©Vincent Blouch



Wildfire is the name of a slave ship described by Malcom Ferdinand in his essay « Une écologie décoloniale » For Malcom Ferdinand a ship, and more specifically a slave ship, symbolizes a political metaphor and tells the story of the world and the Earth.

This analogy with a ship resonates with Betty Tchomanga’s research on the Mami Wata myth. Her representation is an amalgam between mermaids on the bow of the colonist boats and the spirits of the African waters. A ship brings the possibility of an encounter and a flow of beliefs, thoughts and imaginary worlds.

She uses this title as a frame, as a base that allows her to express certain issues and pose some questions that will guide and structure her research.

It is also a support to bring about poetic and aesthetic “visions” in order to develop the beginning of a choreographic play. She gathered some mental images that she calls “visions”. These are the pieces that form the subconscious part of the project:

“I see two women with their bodies bent as if they were tilling the land. A third body, that of a child, seems to want to emerge but stays blurry.”

« I see body parts of different colours: sky blue, bright pale pink and clay green. Once they are at a standstill, the bodies seem to be divided into parts however they stay as one. Their faces have disappeared.”

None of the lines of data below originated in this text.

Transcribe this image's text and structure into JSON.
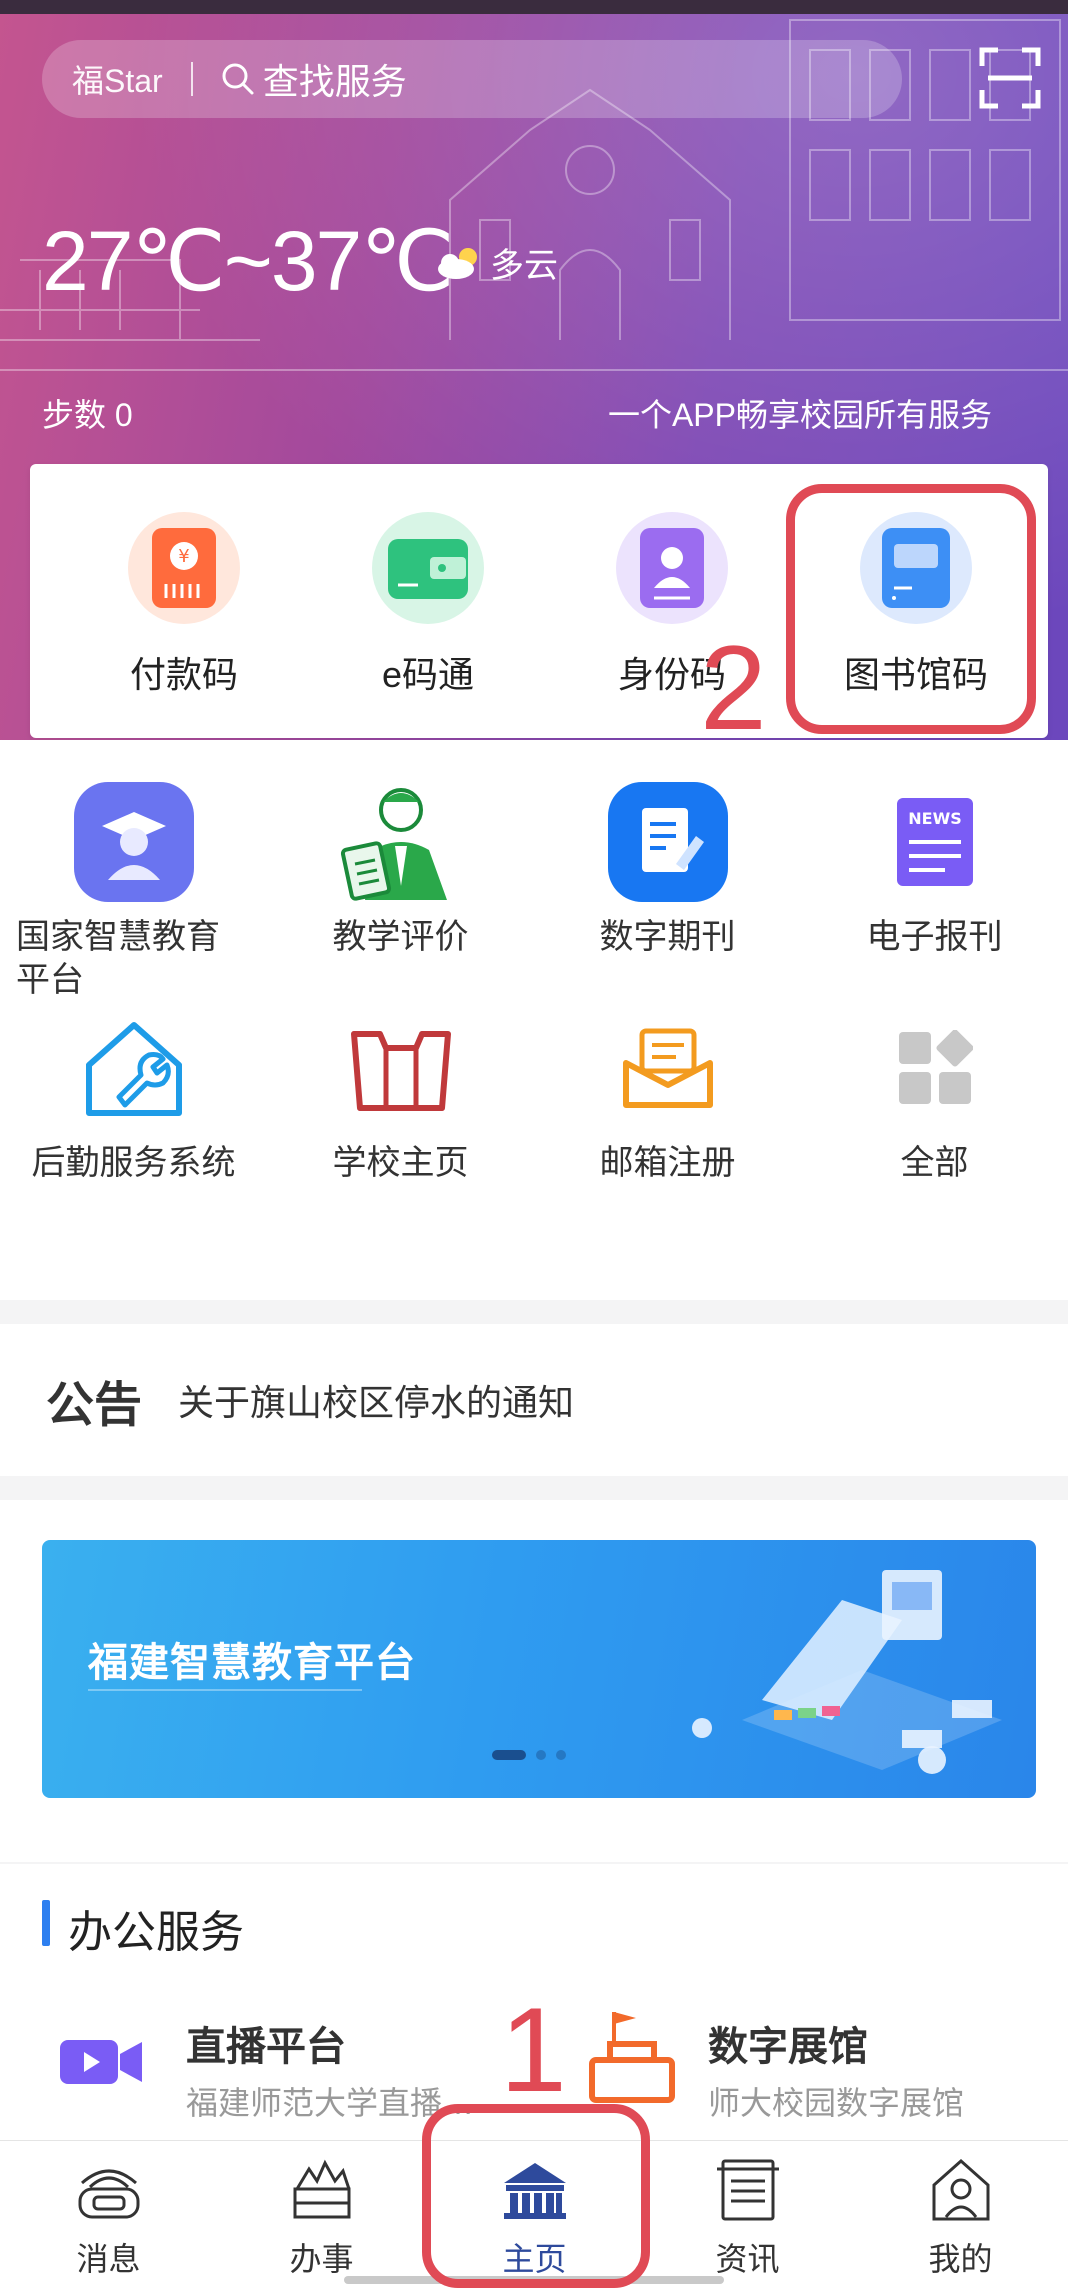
{
  "header": {
    "brand": "福Star",
    "search_placeholder": "查找服务",
    "temperature": "27℃~37℃",
    "weather": "多云",
    "steps": "步数 0",
    "slogan": "一个APP畅享校园所有服务"
  },
  "quick_codes": [
    {
      "label": "付款码",
      "icon": "payment-code-icon",
      "color": "#ff6b3d"
    },
    {
      "label": "e码通",
      "icon": "wallet-icon",
      "color": "#2ec27e"
    },
    {
      "label": "身份码",
      "icon": "id-card-icon",
      "color": "#9b6cf0"
    },
    {
      "label": "图书馆码",
      "icon": "library-card-icon",
      "color": "#3d8ff5"
    }
  ],
  "apps": [
    {
      "label": "国家智慧教育\n平台",
      "icon": "graduate-icon"
    },
    {
      "label": "教学评价",
      "icon": "teacher-evaluation-icon"
    },
    {
      "label": "数字期刊",
      "icon": "digital-journal-icon"
    },
    {
      "label": "电子报刊",
      "icon": "news-icon"
    },
    {
      "label": "后勤服务系统",
      "icon": "logistics-house-icon"
    },
    {
      "label": "学校主页",
      "icon": "school-homepage-icon"
    },
    {
      "label": "邮箱注册",
      "icon": "mail-register-icon"
    },
    {
      "label": "全部",
      "icon": "all-apps-icon"
    }
  ],
  "notice": {
    "title": "公告",
    "text": "关于旗山校区停水的通知"
  },
  "banner": {
    "text": "福建智慧教育平台",
    "active_dot": 0
  },
  "office": {
    "title": "办公服务",
    "services": [
      {
        "title": "直播平台",
        "desc": "福建师范大学直播…",
        "icon": "video-camera-icon"
      },
      {
        "title": "数字展馆",
        "desc": "师大校园数字展馆",
        "icon": "exhibition-hall-icon"
      }
    ]
  },
  "nav": [
    {
      "label": "消息",
      "icon": "message-icon"
    },
    {
      "label": "办事",
      "icon": "affairs-icon"
    },
    {
      "label": "主页",
      "icon": "home-icon",
      "active": true
    },
    {
      "label": "资讯",
      "icon": "news-list-icon"
    },
    {
      "label": "我的",
      "icon": "profile-icon"
    }
  ],
  "annotations": {
    "step1": "1",
    "step2": "2"
  },
  "colors": {
    "accent_red": "#e04a55",
    "nav_active": "#2e4a9c",
    "section_bar": "#2d7ff0"
  }
}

« I see a small flame on the ground or in the hand of a woman. The flame grows a little bit bigger and becomes a flag. »

« Fire. Smoke. Women who smoke fish on a Dakar beach. I do not make out the bodies well. Only bent figures without faces that appear through the smoke. They move around between the blaze. »